Indicting mining companies, government and community leaders
When the Marikana massacre occurred in 2012, South African journalist and filmmaker, Joseph Oesi, was in London. In a matter of days, Oesi told City Press, he was back in South Africa working on Black Lives Matter, a documentary that probes how the country’s enormous mineral wealth has enriched the elites and more or less impoverished mining communities.
The documentary looks at how community chiefs with the government sign off land and mineral resources to mining companies without consulting the people; sealing their fate in questionable deals that are not beneficial to their communities. In Black Lives Matter, the rural communities of Mogales, Kekanas, and Mapelas, which have the world’s richest deposits of platinum, are in focus; the anger seething in these communities due to feelings of marginalisation is recorded.
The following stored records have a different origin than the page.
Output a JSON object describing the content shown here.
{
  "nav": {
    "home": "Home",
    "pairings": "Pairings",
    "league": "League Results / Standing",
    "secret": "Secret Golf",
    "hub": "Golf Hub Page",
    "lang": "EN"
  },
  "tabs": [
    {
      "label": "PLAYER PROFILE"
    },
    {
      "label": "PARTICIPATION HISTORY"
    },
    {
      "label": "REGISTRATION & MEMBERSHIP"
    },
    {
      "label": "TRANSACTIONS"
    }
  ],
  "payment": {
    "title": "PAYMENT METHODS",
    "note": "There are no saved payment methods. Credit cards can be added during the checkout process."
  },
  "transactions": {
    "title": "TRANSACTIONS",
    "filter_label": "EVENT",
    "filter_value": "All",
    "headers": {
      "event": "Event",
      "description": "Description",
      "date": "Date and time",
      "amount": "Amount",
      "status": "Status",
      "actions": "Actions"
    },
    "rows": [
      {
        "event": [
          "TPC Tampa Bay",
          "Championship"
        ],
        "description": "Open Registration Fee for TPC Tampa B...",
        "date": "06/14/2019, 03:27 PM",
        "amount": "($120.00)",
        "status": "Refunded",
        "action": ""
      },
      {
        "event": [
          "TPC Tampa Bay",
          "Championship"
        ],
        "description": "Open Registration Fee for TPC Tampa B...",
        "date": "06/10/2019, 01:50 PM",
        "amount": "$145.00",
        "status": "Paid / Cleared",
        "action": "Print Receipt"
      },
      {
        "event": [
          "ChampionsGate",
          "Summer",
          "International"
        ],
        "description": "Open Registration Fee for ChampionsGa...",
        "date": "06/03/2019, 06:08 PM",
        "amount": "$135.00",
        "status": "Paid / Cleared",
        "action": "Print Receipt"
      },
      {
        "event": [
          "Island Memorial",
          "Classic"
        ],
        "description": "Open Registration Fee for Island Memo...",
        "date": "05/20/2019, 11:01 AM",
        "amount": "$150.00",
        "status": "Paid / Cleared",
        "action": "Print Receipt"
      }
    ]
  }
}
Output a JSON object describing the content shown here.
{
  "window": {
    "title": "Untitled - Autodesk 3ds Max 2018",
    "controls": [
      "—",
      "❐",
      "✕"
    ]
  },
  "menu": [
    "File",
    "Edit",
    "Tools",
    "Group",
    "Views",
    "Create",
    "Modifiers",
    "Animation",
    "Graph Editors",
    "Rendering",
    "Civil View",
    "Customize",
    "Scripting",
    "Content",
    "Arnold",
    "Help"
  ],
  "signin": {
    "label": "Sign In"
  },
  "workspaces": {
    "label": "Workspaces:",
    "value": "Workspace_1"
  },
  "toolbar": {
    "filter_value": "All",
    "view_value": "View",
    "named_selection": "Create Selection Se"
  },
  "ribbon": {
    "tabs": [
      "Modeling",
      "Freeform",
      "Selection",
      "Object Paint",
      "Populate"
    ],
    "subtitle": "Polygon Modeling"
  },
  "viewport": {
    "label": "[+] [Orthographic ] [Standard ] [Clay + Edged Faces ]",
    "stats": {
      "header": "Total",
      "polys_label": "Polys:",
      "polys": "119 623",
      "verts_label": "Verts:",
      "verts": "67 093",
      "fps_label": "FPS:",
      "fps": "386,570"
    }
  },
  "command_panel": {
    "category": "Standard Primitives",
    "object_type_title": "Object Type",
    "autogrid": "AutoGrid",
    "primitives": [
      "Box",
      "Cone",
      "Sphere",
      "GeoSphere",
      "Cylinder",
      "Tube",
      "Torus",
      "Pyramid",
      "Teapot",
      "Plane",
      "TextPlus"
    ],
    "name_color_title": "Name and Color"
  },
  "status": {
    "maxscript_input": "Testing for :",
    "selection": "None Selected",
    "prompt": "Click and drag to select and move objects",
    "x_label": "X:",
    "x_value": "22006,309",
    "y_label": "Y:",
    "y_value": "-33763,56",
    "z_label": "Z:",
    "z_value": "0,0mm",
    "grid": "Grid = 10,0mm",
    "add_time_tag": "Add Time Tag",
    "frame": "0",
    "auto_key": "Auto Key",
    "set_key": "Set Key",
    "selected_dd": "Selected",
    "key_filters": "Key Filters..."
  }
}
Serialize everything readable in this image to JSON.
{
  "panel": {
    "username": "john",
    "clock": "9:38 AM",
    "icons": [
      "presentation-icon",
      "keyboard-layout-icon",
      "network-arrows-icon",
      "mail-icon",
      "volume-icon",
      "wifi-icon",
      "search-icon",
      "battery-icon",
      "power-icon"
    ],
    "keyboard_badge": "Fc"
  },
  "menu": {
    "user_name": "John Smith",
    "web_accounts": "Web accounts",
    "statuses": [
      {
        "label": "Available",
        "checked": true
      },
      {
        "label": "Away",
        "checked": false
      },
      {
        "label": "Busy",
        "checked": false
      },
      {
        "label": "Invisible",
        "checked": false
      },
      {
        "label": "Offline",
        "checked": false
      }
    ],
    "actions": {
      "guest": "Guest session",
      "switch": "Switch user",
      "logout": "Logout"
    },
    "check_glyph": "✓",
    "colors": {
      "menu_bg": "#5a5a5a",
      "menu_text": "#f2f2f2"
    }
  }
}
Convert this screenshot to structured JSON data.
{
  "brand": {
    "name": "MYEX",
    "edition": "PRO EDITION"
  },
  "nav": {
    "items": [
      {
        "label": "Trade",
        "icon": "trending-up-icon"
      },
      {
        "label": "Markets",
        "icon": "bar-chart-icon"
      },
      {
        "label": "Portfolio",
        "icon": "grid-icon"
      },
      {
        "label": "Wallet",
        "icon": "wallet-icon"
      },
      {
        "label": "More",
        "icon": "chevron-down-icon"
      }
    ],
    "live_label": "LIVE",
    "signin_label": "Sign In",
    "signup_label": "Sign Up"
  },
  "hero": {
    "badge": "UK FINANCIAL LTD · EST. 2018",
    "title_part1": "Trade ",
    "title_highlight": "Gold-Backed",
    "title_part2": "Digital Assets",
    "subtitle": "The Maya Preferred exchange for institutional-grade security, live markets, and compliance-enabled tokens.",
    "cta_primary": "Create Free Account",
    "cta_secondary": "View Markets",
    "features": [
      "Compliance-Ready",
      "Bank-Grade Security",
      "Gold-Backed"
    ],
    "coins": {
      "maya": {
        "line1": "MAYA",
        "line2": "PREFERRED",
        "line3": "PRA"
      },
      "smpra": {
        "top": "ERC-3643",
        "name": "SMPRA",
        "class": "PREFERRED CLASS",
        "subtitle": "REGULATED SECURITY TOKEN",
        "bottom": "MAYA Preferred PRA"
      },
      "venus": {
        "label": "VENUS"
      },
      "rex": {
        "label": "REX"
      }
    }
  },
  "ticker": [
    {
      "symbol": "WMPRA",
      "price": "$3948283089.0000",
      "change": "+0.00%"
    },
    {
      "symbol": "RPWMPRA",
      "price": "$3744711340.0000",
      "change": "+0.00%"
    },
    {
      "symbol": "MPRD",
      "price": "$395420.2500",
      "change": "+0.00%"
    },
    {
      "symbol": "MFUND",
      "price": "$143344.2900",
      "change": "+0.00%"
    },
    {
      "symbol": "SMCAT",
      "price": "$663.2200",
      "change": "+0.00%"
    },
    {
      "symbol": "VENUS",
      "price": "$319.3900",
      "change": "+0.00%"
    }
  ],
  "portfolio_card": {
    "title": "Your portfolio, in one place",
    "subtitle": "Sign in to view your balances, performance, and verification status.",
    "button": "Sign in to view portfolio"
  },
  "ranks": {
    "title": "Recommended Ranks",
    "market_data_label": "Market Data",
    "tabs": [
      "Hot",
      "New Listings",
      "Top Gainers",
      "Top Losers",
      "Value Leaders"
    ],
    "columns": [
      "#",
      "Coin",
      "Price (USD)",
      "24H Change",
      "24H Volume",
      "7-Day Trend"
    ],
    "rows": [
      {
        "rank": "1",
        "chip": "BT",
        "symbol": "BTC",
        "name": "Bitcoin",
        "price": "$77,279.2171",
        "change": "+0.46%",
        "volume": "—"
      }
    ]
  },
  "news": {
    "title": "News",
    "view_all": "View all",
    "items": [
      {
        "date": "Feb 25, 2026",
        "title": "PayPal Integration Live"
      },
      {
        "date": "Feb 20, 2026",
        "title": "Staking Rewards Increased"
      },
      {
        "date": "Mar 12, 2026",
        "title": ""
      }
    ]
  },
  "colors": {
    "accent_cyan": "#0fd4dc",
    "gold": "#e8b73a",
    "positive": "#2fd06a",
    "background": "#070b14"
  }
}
“Black Lives Matter explores how the mineral wealth, rightfully belonging to the people of South Africa, has been sold to capitalist interests for the enrichment of a few elite and at the expense of the country – and how traditional communities have been divided in this process,” a statement on the documentary website noted.
Joseph Oesi, Director of Black Lives Matter
The director of Black Lives Matter, Joseph Oesi, was born in Marianhill, KwaZulu-Natal Province of South Africa. He was educated in South Africa, France, and Australia. He holds a BA in journalism and French literature from the Australian Film & TV School, Sydney. A renowned journalist, Oesi has also made a name for himself as a filmmaker. His documentaries have been aired on SABC, CNN and BBC.
His latest work, Black Lives Matter premiered at the Durban International Film Festival, South Africa, on 19 June 2016. Watch the trailer of the documentary below.